Release Date: March 25, 2016Platform: Nintendo 3DSDeveloper: Omega Force, Team NinjaPublisher: NintendoGenre: Action
Hyrule Warriors is a hybrid action game that takes the hack-and-slash gameplay of Dynasty Warriors and imbues that bombastic flavor into the iconic Legend of Zelda universe. The Wii U exclusive was praised for its fast-paced and successful meshing of concepts upon its release in late 2014. Now Nintendo has brought the unique Zelda spin-off to the 3DS in the form of Hyrule Warriors Legends, complete with new playable characters and game modes. But while the nature of the game translates well onto the portable arena, the uneven presentation can’t keep up with the constant onslaught of baddies at times.
The bulk of content from Hyrule Warriors has been ported over to this new handheld edition, including its main Legend Mode campaigns and old-school Adventure Mode throwback. Thankfully, the core gameplay concepts remain intact: players must fight their way across frenzied battlefields, clearing contested enemy outposts and using classic Zelda items to help take down massive bosses. One of the first improvements that I noticed in the 3DS version is the new ability to swap between different characters in the middle of battle by simply tapping on the touchscreen. You can also command computer-controlled characters to move to certain points on the map, which adds a much-welcomed element of micromanagement to the heat of the battle.
The biggest appeal of Hyrule Warriors on Wii U was how it serviced die-hard Zelda fans by bringing together numerous characters and locations from across the vast Zelda universe. Legends builds upon this Zelda love letter even more with exciting new additions like Toon Link and Tetra from the Wind Waker timeline, as well as the already beloved newcomer, Linkle. Outside of battle, the game’s weapon and badge system is incredibly robust, and the cycle of completing encounters, unlocking new characters, and then outfitting those characters with increasingly powerful weapons and badges is rewarding. And as with the original game, the option to level up your lesser-used characters with rupees instead of experience grinding is a pure delight.

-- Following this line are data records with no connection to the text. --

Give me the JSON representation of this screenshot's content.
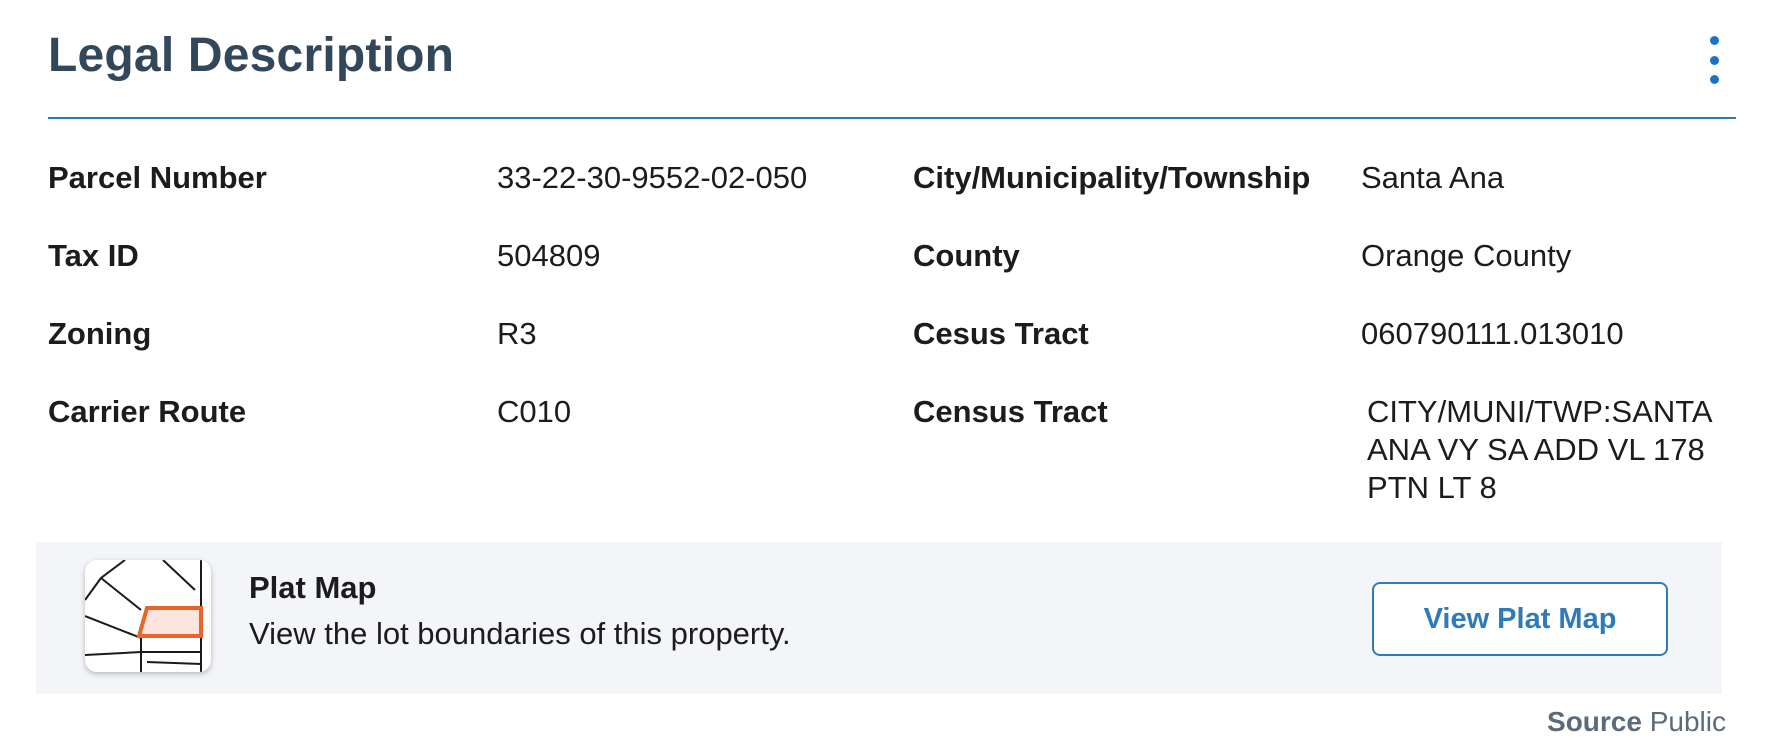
{
  "header": {
    "title": "Legal Description",
    "menu_icon": "more-vertical-icon",
    "accent_color": "#1a73c7"
  },
  "fields": {
    "parcel_number": {
      "label": "Parcel Number",
      "value": "33-22-30-9552-02-050"
    },
    "city": {
      "label": "City/Municipality/Township",
      "value": "Santa Ana"
    },
    "tax_id": {
      "label": "Tax ID",
      "value": "504809"
    },
    "county": {
      "label": "County",
      "value": "Orange County"
    },
    "zoning": {
      "label": "Zoning",
      "value": "R3"
    },
    "cesus_tract": {
      "label": "Cesus Tract",
      "value": "060790111.013010"
    },
    "carrier_route": {
      "label": "Carrier Route",
      "value": "C010"
    },
    "census_tract": {
      "label": "Census Tract",
      "value_lines": [
        "CITY/MUNI/TWP:SANTA",
        "ANA VY SA ADD VL 178",
        "PTN LT 8"
      ]
    }
  },
  "plat_map": {
    "icon": "plat-map-thumbnail-icon",
    "title": "Plat Map",
    "subtitle": "View the lot boundaries of this property.",
    "button_label": "View Plat Map",
    "highlight_color": "#e8642a"
  },
  "footer": {
    "source_label": "Source",
    "source_value": "Public"
  }
}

But while Legends benefits from these small tweaks and inclusions, the 3DS port has been stripped away of other aspects, namely the removal of co-op functionality and the apt Challenge Mode of its Wii U predecessor. To make up for this deficit, Legends instead includes the all-new My Fairy mode, which brings a sort of Tamagotchi flair to nurturing powerful allies and works in concordance with the excellent Adventure Mode. Players canstumble across fairies throughout Adventure Mode stages, and then feed them and even clothe them in a meta-game of sorts which increases their power to help you in future encounters. It’s a bit of an odd juxtaposition to the fast-paced action found elsewhere in the game, but it surprisingly works here, and given the sheer strength of Adventure Mode, any sort of enrichment to the overall experience can only be a good thing.
The graphics in Legends are decidedly muddier than its Wii U counterpart, with bland environmental textures and blurry character designs. Visually, it reminds me somewhat of the black-outline approach seen in Super Smash Bros. 3DS. But where Smash Bros. used that style to make the characters really pop on the screen, Legends just comes across looking like a Nintendo 64 game at times. Far worse, though, is the game’s framerate, which noticeably slows whenever the 3D functionality is turned on (a feature that is only available if playing on the “New 3DS” hardware). The slowdown is certainly not ideal for a frantic action game of this nature, although it never reached a state that I would call unplayable in my time spent with 3D enabled.
But if things like graphics and 3D framerate aren’t a deal breaker for you, then there’s still a lot to be had from this portable package, and certain elements like Adventure Mode and the new My Fairy mode perfectly translate to bite-sized, on-the-go play sessions. The new characters and locations offer another level of depth and replayability to the Legends experience, thanks to a fun and rewarding gameplay cycle, and they are sure to delight Zelda fans both young and old. Otherwise, it’s hard not to recommend the superior Wii U version for all of your Legend of Zelda meets Dynasty Warriors needs.
Joe Jasko is a staff writer.